The case studies of floodplain mapping in North Carolina done by the Committee on FEMA Flood Maps showed that the best determinant of an accurate base flood elevation is an accurate land surface elevation beneath it. These case studies confirmed the general conclusion that had been drawn by the earlier Committee on Floodplain Mapping Technologies that the nation’s land surface elevation data is inadequate to support floodplain mapping and improved elevation data collection is needed.
Some significant developments have occurred since the two National Research Council reports were published. I am presenting now my own opinions and assessments of these developments.
As the Risk MAP program develops, there has been a significant policy shift by FEMA to emphasize collection of better land surface elevation information as a precursor to further floodplain mapping activities. The resulting flood maps will be more accurate, and should support both the definition of the base flood elevation and the floodplain boundary.

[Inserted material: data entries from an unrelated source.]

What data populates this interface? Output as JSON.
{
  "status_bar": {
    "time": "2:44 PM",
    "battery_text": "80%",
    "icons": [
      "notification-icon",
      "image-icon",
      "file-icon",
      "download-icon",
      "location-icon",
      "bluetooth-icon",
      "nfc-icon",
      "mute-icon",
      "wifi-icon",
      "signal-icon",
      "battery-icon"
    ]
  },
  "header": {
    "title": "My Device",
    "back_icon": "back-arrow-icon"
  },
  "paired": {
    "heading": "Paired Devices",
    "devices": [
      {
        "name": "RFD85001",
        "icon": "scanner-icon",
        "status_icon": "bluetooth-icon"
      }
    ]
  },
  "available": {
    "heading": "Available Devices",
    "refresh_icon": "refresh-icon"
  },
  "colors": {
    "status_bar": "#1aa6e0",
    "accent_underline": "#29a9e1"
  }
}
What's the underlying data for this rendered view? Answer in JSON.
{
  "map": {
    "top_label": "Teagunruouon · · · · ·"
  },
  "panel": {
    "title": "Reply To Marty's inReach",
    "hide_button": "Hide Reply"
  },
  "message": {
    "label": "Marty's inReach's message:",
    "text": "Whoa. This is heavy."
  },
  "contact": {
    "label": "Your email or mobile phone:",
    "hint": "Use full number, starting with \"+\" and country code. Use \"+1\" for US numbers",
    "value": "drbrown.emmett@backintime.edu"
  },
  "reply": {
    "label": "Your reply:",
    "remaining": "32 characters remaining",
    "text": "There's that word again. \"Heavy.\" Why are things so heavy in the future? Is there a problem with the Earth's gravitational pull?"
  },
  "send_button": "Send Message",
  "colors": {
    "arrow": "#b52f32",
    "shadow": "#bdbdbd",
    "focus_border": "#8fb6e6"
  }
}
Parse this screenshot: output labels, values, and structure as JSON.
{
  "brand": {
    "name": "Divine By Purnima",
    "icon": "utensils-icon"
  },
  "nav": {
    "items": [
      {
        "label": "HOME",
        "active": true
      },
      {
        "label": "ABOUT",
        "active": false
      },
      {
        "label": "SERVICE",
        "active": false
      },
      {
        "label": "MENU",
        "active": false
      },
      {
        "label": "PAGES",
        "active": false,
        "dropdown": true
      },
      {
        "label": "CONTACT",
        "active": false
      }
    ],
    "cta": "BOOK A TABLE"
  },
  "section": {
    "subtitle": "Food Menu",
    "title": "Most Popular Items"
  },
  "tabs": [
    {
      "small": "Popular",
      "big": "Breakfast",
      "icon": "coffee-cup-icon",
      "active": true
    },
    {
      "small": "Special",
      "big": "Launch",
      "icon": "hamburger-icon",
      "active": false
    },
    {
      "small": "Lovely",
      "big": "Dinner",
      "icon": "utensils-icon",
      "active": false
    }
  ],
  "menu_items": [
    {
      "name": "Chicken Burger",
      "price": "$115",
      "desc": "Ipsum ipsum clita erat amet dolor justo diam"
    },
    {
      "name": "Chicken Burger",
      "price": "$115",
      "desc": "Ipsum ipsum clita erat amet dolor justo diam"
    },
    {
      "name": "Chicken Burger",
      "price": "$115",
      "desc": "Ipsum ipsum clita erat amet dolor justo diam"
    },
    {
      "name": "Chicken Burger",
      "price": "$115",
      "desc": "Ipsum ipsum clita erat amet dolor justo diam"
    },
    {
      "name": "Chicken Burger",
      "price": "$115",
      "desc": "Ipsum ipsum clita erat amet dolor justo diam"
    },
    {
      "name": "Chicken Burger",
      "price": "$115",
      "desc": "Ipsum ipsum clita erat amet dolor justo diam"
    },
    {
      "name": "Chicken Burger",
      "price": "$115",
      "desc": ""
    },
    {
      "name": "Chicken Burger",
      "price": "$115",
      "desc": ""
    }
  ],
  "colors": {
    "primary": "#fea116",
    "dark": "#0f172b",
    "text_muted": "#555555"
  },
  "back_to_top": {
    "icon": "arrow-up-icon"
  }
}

I understand that the U.S. Geological Survey is working to facilitate an improved National Elevation Dataset over the next four years that will involve extensive cooperation among various stakeholders, including other Federal agencies, and that the Department of Homeland Security is working on a related plan for improved elevation information. I hope that these agencies will inform you more fully about these plans. I believe these efforts are commendable and, if implemented, will help improve flood map accuracy across the nation.
FEMA (2009), Risk Mapping, Assessment and Planning (Risk MAP) Multi-Year Plan: Fiscal Years 2010-2014, Fiscal Year 2009 Report to Congress, March 16, 2009, 37 pages. http://www.fema.gov/library/viewRecord.do?id=3587
NRC (2007), Elevation Data for Floodplain Mapping, Committee on Floodplain Mapping Technologies, National Research Council, National Academies Press, 151 pages. http://www.nap.edu/catalog/11829.html
NRC (2009), Mapping the Zone: Improving Flood Map Accuracy, Committee on FEMA Flood Maps, National Research Council, National Academies Press, 136 pages. http://www.nap.edu/catalog/12573.html
David R. Maidment is Director of the Center for Research in Water Resources and the Hussein M. Alharthy Centennial Chair in Civil Engineering at The University of Texas at Austin, where he has been on the faculty since 1981. Dr Maidment is a specialist in surface water hydrology, and in particular in the application of geographic information systems to hydrology. He is co-author of the text Applied Hydrology, Editor-in-Chief of the Handbook of Hydrology, and leader of the CUAHSI (Consortium of Universities for the Advancement of Hydrologic Science, Inc) project on Hydrologic Information Systems. Dr Maidment has received many professional awards, and in 2010 the American Water Resources Associations award in this field was renamed the David R. Maidment Award for Water Resources Data and Information Systems in his honor.
An archived webcast of the hearing can be found on the Senate Homeland Security and Governmental Affairs Committee's Web site.